In one case, the foreclosure is over.  The foreclosing attorney didn't notice the outsale and so no notice was given to the owner of the outsale parcel.  I discussed it with my underwriter who raised three issues.  He wanted the outsale to have its own tax assessment identification.  It does.  He wanted the new mortgage lender to have given the outsale no value in the appraisal.  It's a cash deal, so no lender.  He wanted us to make certain our proposed insured buyer was fully aware and agreed to an exception for the outsale.  We provided maps and surveys found on record.  The buyer visited the property one more time, no problem.  Now all I have to do is make certain an exception shows in the deed so our insured doesn't have complications moving forward.

In the other case, the foreclosure process has just begun and our transaction is a short sale.  If the short sale goes through and our buyer is fully aware of the outsale, I see no problem.  On the other hand if the short sale does not go through and the property does go to sheriff's sale, if the foreclosing attorney does their job correctly and gives notice to the outsale owner, they would have to go and outbid the lender at the sale in order to preserve their ownership in the parcel they acquired without having gotten a release from the mortgage lender.  I'll bet that'll be a big surprise.  The listing agent and I chatted about this today.  There's no sense telling the neighbor to go for a release now.  I can't see any motivation for the mortgage lender to consider it when the property is in foreclosure.

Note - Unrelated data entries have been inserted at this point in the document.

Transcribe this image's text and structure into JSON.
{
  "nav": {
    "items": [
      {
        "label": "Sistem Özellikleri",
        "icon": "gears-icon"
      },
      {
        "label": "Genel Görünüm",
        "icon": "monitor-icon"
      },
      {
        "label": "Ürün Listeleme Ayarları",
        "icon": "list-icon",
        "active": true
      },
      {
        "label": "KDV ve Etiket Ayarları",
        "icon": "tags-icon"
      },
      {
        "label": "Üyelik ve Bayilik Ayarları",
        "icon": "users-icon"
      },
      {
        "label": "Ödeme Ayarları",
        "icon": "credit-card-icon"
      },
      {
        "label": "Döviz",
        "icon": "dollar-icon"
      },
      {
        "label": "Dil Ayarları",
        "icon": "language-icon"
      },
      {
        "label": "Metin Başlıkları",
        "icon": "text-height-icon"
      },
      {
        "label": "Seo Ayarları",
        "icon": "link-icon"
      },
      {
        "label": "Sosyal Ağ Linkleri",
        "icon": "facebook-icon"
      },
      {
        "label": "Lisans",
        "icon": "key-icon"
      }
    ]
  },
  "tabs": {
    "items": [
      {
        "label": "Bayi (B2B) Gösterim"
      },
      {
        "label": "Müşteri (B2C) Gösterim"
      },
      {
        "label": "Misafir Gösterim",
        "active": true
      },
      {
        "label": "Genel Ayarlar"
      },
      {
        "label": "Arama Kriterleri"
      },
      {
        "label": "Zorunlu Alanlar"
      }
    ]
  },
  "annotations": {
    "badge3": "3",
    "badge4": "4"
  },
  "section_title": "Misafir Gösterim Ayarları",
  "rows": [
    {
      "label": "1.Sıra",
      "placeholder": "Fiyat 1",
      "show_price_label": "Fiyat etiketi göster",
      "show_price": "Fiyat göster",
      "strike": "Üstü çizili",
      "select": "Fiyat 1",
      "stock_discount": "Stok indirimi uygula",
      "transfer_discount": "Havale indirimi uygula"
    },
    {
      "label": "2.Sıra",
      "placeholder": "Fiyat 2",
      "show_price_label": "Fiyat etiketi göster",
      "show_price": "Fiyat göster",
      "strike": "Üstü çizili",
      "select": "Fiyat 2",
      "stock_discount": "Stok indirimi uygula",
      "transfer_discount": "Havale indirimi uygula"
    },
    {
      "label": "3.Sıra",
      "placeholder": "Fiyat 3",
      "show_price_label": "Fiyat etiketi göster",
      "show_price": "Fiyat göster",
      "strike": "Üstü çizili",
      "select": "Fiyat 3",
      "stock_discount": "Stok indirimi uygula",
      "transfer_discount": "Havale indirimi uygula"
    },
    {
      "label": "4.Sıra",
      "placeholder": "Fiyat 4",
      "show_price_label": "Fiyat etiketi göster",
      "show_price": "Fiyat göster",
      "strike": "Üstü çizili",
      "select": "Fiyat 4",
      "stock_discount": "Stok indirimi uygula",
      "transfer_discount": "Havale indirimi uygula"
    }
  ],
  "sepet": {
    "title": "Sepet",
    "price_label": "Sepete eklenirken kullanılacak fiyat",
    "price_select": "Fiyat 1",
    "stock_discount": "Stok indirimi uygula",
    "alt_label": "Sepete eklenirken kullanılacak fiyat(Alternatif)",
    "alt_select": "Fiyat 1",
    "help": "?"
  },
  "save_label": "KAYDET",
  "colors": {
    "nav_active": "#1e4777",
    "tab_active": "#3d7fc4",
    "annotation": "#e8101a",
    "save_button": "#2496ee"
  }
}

Remember folks, if you buy a piece of property, even is it's just a sliver from a neighbor, you had better insist upon full title examination by a competent provider.  In both of these cases, consumers relied upon attorneys who took shortcuts.  It is possible that they advised their clients of the risk of buying without a title examination, or perhaps not.

Be a smart consumer.  

Thursday, March 03, 2011

attention all PA title insurers...time to escheat!

April 15 is the deadline to report and deliver unclaimed property to the Pennsylvania Treasury.  Here are a few things to keep in mind as you prepare your company’s report:
  • All owner accounts with a last known address in Pennsylvania should be reported to the Pennsylvania Treasury.  Companies incorporated in Pennsylvania should report all “unknown” owner accounts to the Pennsylvania Treasury.
  • Reports can be filed prior to or on April 15; reports filed after April 15 may be subject to penalties.
  • The Pennsylvania Treasury requires holders to file electronically reports containing 10 or more owners – including reports for tangible property.  Visit for links to free reporting software tools.
  • Companies in possession of unclaimed property belonging to Pennsylvania residents must file an unclaimed property report.  It’s not an option, it’s the law!
  • Failure or refusal to file a report can result in an audit, penalties, or interest.
Treasury’s Web site,, contains a wealth of information about filing an unclaimed property report, including:  detailed instructions, free electronic reporting software, a copy of the Disposition of Abandoned and Unclaimed Property Law, and a list of frequently asked questions.
Treasury’s Unclaimed Property Compliance Team is available to assist you with any questions regarding your annual report.  Call 1-800-379-3999, Monday – Friday, 8:00 a.m. – 5:00 p.m. EST or email